Reportedly, Netflix and local rivals Hotstar are planning to adopt self-regulation guidelines for content streamed on their platforms in India in a bid to prevent potential government censorship.
While Indian laws, as of now, do not mandate censorship of content streamed on online platforms, the move is being seen as a bulwark against possible legal hassles.
What sparked the move towards self-regulation?
It's understood that the decision to implement self-regulation guidelines, in part, stems from the lawsuit that was slapped on Netflix last year.
In the lawsuit, it was alleged that Netflix original series Sacred Games had insulted former Prime Minister and Congress leader Rajiv Gandhi.
The lawsuit came as a reminder that the government could, some day, start censoring content on online streaming platforms.
What kind of content will be censored?
A draft of the unofficial code to be adopted by Netflix and Hotstar has been viewed by Reuters, and it has been reported that the platforms will look to censor content that shows children "engaged in real or simulated sexual activities", is disrespectful of the Indian national flag, and content that encourages "terrorism".
Content that could outrage religious sentiments will also be censored.
How the censorship mechanism will work?
Reportedly, a unit will be set up in each company for the aforementioned self-regulation.
The companies will internally appoint a person, a team, or could even set up a department to receive and address any "consumer-related concerns and complaints" pertaining to their online content.
However, some are worried that such censorship could curb creative freedom and restrict expression.
Will Amazon Prime Video also censor content?
As of now, it is not known when the self-regulation code will come into force.
Interestingly, however, Amazon Prime Video will not be adopting the self-regulation code, although it helped draft it.
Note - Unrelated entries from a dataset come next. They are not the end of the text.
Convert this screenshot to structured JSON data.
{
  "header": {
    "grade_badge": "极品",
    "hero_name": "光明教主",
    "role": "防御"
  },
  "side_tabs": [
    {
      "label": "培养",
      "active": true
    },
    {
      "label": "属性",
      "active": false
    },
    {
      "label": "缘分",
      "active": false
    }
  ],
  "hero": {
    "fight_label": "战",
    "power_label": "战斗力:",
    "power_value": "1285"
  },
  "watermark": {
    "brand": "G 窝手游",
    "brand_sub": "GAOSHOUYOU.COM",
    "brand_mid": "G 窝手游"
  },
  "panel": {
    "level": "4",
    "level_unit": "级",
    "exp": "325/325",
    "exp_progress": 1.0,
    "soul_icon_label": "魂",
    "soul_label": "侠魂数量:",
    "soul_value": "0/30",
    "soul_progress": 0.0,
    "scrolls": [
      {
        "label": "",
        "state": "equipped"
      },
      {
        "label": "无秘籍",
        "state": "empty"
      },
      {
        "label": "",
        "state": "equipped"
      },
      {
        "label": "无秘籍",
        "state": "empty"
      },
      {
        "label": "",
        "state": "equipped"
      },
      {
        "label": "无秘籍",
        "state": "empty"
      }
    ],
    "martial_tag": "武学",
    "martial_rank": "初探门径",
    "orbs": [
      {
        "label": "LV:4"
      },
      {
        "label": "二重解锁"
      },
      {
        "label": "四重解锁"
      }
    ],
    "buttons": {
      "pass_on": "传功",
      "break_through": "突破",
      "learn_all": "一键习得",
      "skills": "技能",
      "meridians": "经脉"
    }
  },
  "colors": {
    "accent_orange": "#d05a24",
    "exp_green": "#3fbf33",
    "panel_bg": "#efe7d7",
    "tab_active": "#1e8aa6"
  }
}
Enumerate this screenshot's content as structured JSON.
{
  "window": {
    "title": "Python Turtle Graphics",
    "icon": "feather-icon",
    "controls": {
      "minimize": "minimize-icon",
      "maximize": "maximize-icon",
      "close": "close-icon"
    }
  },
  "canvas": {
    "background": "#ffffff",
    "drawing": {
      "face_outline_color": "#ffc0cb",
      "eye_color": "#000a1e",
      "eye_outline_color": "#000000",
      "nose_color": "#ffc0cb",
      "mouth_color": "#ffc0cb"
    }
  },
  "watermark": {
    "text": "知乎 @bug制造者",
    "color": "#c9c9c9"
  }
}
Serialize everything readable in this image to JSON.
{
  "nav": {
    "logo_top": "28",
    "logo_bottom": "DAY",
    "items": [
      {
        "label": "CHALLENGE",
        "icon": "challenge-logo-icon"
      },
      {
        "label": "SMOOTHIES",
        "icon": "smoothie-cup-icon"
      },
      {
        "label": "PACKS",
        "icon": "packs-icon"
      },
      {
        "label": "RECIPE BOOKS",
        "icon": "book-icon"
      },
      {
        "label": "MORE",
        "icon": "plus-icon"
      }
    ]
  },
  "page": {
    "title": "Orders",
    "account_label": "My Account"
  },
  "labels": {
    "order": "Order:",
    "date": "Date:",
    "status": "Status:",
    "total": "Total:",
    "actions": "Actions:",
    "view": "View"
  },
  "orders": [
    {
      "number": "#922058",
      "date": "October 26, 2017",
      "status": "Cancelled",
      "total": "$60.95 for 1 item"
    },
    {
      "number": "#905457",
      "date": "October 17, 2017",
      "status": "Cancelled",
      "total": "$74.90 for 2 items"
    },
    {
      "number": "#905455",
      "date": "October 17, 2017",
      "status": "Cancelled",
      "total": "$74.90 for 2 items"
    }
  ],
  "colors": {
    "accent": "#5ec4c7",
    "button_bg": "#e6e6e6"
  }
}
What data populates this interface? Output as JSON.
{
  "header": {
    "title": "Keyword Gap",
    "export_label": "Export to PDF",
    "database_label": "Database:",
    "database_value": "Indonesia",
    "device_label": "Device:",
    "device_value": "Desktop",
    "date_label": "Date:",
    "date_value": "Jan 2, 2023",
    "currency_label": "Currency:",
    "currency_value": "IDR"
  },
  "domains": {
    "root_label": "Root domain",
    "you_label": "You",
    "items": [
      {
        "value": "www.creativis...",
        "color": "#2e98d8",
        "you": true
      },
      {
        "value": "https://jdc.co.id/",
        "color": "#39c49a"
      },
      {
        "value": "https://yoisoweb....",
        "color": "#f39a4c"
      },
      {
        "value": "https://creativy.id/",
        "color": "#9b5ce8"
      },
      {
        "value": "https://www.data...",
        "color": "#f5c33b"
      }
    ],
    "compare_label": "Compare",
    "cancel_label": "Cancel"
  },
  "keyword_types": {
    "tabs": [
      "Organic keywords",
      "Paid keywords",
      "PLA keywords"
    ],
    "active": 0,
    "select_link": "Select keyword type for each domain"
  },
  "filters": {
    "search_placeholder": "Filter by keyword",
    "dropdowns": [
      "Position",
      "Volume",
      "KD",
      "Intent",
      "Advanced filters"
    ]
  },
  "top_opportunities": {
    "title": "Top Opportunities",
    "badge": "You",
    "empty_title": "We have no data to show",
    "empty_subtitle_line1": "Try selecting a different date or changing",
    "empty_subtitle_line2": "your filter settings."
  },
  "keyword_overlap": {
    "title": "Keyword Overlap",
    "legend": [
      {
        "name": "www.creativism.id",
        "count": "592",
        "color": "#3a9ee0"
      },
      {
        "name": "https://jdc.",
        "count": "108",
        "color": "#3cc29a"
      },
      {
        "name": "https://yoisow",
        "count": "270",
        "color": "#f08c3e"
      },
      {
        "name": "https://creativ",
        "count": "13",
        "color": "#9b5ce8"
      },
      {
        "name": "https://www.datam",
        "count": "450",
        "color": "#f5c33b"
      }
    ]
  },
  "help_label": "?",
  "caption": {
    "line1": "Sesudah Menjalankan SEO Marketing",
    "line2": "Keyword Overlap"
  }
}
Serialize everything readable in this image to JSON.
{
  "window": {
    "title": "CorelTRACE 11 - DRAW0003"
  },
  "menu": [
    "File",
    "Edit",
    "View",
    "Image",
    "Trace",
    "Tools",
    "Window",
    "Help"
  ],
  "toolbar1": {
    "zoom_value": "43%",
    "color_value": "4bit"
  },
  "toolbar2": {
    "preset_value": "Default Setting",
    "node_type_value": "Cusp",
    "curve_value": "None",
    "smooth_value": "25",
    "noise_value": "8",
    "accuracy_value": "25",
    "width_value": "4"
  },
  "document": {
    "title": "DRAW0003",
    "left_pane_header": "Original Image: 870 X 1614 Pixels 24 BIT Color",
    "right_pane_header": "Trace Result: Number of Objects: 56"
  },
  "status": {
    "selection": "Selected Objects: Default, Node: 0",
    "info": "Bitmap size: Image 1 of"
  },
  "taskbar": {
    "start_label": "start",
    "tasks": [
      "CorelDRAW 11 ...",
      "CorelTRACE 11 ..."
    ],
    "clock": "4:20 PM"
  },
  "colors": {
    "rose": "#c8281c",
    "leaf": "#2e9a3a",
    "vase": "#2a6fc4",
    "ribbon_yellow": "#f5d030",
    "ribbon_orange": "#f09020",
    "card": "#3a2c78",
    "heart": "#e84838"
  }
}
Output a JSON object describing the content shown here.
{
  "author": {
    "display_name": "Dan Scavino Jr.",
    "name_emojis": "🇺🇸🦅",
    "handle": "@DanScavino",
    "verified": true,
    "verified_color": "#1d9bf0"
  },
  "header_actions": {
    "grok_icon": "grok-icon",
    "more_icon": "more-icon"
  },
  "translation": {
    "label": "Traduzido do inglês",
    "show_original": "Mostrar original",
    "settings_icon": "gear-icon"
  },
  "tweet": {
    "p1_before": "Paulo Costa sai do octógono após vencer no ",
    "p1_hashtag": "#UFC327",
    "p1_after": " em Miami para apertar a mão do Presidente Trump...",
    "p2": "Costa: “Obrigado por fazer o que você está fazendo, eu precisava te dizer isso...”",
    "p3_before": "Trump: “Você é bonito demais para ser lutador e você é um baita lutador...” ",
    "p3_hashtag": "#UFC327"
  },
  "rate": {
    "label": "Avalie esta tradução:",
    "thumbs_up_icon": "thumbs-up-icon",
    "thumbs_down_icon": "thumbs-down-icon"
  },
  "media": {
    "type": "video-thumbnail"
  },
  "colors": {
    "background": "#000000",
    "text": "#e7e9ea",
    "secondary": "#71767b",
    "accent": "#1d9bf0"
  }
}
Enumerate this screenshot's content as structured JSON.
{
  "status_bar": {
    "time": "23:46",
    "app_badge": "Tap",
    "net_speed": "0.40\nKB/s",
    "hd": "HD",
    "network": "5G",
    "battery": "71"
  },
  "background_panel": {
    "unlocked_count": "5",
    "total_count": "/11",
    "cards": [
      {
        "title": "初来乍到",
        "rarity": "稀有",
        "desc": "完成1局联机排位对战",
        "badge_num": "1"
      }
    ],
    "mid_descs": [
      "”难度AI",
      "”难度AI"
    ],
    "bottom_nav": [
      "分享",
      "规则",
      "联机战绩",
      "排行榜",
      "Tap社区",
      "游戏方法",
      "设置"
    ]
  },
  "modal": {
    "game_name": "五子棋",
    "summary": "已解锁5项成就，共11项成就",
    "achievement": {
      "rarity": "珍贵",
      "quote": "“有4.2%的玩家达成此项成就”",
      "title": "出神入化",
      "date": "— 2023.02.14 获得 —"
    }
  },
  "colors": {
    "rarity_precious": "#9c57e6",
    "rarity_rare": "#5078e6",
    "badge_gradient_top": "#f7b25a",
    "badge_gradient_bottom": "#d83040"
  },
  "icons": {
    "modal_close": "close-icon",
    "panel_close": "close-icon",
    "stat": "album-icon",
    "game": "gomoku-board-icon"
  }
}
Commenting on the same, Amazon said that it did not want to act in the absence of government-mandated regulation, and added that it believes that "the current laws are adequate".